Elsewhere in Europe, the Paris CAC-40 closed 6 points higher yesterday - at 6,071 - on a day of light trading. In Germany, the market was closed.

On Wall Street, stocks closed higher on Friday ahead of the holiday. The Dow Jones added 66 points to end the day at 13,507. The tech-heavy Nasdaq was up 19 points at 2,557. And the S&P 500 was 8 points higher at 1,515.

In Asia, investors in Japan were cheered by strong jobs and household spending data, helping send the Nikkei to a close of 17,672 today - an 84-point gain.

Crude oil had fallen nearly 1% today and was last trading at $64.56 a barrel. In London, Brent spot had climbed to $70.88.

Spot gold was little changed from Friday at $655.30 this morning.

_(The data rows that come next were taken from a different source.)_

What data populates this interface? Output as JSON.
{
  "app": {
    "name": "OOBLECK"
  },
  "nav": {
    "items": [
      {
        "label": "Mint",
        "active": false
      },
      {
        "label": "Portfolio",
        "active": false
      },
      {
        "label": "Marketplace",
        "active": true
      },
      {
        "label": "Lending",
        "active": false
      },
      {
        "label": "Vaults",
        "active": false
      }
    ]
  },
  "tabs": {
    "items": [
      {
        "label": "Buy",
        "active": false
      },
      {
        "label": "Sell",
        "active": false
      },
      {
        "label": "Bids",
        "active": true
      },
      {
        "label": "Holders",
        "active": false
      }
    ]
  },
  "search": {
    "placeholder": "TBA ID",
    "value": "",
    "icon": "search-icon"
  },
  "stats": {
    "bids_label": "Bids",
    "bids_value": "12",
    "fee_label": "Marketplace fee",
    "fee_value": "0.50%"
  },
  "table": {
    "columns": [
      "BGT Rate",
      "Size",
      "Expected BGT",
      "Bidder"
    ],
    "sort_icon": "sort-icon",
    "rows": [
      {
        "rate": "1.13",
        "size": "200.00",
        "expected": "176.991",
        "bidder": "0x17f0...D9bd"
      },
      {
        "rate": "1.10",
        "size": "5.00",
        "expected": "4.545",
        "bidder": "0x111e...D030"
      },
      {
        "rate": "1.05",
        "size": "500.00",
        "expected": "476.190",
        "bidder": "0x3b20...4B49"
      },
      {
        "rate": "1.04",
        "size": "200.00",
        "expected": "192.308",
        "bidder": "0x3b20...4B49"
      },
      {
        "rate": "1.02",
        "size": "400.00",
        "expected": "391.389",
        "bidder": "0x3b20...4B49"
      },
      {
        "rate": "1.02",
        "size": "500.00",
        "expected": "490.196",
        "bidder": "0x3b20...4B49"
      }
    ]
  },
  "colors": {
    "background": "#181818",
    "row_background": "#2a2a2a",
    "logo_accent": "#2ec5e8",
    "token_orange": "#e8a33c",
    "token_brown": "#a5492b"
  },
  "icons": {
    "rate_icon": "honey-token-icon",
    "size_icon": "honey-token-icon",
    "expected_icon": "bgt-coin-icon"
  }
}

Silver, meanwhile, had edged up to $12.93.

In the foreign exchange markets, the pound had risen to 1.9864 against the dollar this morning and was at 1.4763 against the euro. The dollar was down to 121.24 against the yen and was at 0.7249 against the euro.

And in London this morning, a group consisting of the Royal Bank of Scotland, Spanish Bank Santander and Fortis made an offer worth e71.1bn for Dutch bank ABN Amro. The proposed bid is 10% higher than that of a rival offer by Barclays, based on the most recent closing share price. Royal Bank of Scotland shares had fallen by 0.9% this morning

And our two recommended articles for today...

What will happen when the China bubble bursts?

- We may bemoan the UK housing bubble, but it's nothing compared to the vast bubble in Chinese equities. Private investors are ignoring public warnings on the dangers of speculation. And if and when the bubble does pop, it won't just be Chinese widows and orphans who are in trouble. To find out what the implications for other markets will be, read: What will happen when the China bubble bursts

How the US government creates jobs

- Elected officials and Wall Street executives all have a vested interest in keeping the perception of a robust economy alive. So although the job market looks sound, can we really trust the data? For Richard Benson's insights into the reality behind the numbers, click here: How the US government creates jobs

John Stepek

John is the executive editor of MoneyWeek and writes our daily investment email, Money Morning. John graduated from Strathclyde University with a degree in psychology in 1996 and has always been fascinated by the gap between the way the market works in theory and the way it works in practice, and by how our deep-rooted instincts work against our best interests as investors.

He started out in journalism by writing articles about the specific business challenges facing family firms. In 2003, he took a job on the finance desk of Teletext, where he spent two years covering the markets and breaking financial news. John joined MoneyWeek in 2005.

His work has been published in Families in Business, Shares magazine, Spear's Magazine, The Sunday Times, and The Spectator among others. He has also appeared as an expert commentator on BBC Radio 4's Today programme, BBC Radio Scotland, Newsnight, Daily Politics and Bloomberg. His first book, on contrarian investing, The Sceptical Investor, was released in March 2019. You can follow John on Twitter at @john_stepek.